Falafels are a popular Middle-Eastern food made of chickpeas or fava beans, that is recognized and enjoyed worldwide. These ball-shaped and deep-fried fritters are full of flavour and protein, making them a great alternative to meat. Whether eaten in a pita pocket with fresh tomatoes and cucumber, or topped with salads, pickled vegetables, and tahini sauce, falafels make for one delicious meal. The great thing about making falafels at home is that it is fairly easy and you can make large batches, perfect for freezing and using as needed.
- 2 cups dried chickpeas, soaked in water overnight (DO NOT use canned chickpeas)
- 1 medium onion, minced
- 4 cloves of garlic, grated
- half cup parsley, minced
- 3 Tbsp ground flax seeds
- 1/2 tsp baking soda
- 2 tsp whole cumin seeds
- 1 1/2 tsp salt
- 1/2 tsp ground black pepper
- 1/2 tsp cayenne pepper (optional)
- 1 1/2 Tbsp lemon juice
- sesame seeds (optional)
- Completely drain the water from the chickpeas and pour them into your food processor. Grind the chickpeas into a smooth paste. The final mixture should resemble wet flour.

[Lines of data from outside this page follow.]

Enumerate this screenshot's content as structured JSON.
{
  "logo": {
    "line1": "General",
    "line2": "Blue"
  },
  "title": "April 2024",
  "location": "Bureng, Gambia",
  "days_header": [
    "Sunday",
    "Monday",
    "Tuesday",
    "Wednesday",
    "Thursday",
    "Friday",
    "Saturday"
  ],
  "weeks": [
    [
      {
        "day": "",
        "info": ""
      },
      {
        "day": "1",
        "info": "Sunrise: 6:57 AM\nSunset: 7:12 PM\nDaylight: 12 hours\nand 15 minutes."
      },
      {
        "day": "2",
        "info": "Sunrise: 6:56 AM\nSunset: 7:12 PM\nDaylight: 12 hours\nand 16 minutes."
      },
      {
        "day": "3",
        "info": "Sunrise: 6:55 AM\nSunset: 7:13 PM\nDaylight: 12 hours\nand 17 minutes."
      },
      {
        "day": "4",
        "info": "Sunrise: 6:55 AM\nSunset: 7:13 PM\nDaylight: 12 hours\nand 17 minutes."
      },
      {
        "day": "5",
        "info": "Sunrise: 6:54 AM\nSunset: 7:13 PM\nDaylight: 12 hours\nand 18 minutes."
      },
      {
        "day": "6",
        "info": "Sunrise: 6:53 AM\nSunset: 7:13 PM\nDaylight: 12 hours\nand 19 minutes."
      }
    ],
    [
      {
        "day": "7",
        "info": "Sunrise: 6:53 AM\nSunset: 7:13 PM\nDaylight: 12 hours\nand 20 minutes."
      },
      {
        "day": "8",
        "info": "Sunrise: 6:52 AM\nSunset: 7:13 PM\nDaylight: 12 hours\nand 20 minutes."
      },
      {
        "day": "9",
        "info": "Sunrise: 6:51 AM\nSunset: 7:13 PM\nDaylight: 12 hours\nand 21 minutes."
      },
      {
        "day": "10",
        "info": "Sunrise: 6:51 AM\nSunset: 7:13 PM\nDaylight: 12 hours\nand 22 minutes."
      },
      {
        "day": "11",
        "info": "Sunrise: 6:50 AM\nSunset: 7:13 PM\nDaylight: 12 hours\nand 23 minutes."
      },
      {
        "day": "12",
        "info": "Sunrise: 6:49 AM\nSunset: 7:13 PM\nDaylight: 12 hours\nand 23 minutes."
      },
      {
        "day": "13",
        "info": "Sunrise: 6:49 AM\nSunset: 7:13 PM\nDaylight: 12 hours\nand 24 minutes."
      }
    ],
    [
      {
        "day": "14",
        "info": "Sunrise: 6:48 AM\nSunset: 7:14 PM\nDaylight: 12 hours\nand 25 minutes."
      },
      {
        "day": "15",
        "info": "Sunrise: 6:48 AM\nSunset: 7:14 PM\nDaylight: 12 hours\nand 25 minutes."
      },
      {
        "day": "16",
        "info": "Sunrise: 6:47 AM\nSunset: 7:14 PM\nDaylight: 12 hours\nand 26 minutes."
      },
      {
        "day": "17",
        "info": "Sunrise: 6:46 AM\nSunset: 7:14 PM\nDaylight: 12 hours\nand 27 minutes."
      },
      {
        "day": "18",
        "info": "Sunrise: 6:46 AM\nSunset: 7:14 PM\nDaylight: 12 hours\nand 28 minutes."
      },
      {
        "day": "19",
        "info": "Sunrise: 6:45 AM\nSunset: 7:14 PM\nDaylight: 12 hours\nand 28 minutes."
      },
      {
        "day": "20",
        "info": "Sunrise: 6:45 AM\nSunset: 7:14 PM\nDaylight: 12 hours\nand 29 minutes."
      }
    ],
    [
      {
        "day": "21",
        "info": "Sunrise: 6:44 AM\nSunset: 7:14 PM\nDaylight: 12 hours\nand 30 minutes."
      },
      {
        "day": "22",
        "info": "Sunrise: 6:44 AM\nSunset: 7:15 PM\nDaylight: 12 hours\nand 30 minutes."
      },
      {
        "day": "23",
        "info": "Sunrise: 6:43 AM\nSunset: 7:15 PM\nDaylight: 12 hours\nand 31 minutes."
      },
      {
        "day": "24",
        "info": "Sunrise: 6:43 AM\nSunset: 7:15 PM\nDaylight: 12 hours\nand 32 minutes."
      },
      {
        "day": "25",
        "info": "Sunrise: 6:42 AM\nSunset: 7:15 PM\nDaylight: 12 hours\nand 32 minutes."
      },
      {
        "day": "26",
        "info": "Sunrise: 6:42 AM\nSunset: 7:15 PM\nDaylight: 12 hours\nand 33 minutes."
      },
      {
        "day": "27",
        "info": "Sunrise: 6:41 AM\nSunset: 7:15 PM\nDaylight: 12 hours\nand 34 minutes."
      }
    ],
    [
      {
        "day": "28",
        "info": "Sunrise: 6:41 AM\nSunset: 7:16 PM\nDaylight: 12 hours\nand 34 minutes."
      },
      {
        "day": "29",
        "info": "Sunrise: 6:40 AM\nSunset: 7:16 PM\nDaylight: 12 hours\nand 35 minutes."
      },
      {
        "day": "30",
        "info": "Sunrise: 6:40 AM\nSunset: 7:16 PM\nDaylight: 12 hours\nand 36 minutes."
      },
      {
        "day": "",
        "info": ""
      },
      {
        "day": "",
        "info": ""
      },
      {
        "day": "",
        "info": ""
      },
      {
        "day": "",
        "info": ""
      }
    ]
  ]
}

- Transfer the ground chickpea into a large bowl and then add all the other ingredients. Mix well until thoroughly combined.
- Cover and refrigerate for one hour. This allows time for the flavours to blend.
- If frying, heat your preferred choice of oil, on medium heat. Make sure there is enough oil to fully submerge the falafel. If baking, preheat your oven to 350 degrees Fahrenheit.
- Roll into balls. Cover in sesame seeds if desired by gently rolling the ball through a plate of sesame seeds.
- Once the hot is hot, carefully drop one falafel in the centre of your pan. If bubbles immediately form around the falafel and you notice that the falafel puffs up slightly, the oil is hot enough. If no bubbles form, the oil is not hot enough. Let the oil heat for another five minutes before frying again.
- Fry in batches of 5 or 6, depending on the size of your pan. The falafels should be fried for about two-three minutes on each side, until brown.
- Once fried, remove with a slotted spoon and let the falafels rest on a plate covered in kitchen paper towels. The paper towels will soak up the excess oils.
- If baking, line a cookie sheet with aluminum foil and bake for twenty minutes, remembering to flip at the halfway mark.
- Serve warm.
- Never use canned chickpeas or cooked chickpeas to make falafels. The balls will fall apart during the frying process.
- I have used ground flax seeds as a binding agent in my recipe but an equal amount of whole-wheat flour can be substituted if you don’t have flax seeds on hand. However, I highly recommend adding the flax seeds for a nutrition boost.
- Wash and dry your herbs before mincing. Squeeze out any water that may result due to chopping the herbs. Also squeeze out the water from the onions. If there is excess water, the mixture will not hold when forming balls or frying.
- To freeze, place cooled falafels on a baking sheet and place in freezer. This method eliminates freezer burn as well as the falafels from sticking together. Once frozen transfer into a freezer-safe container.
- Falafels also make a great school lunch for kids, especially the little ones. If baked, they are a healthy option for lunch.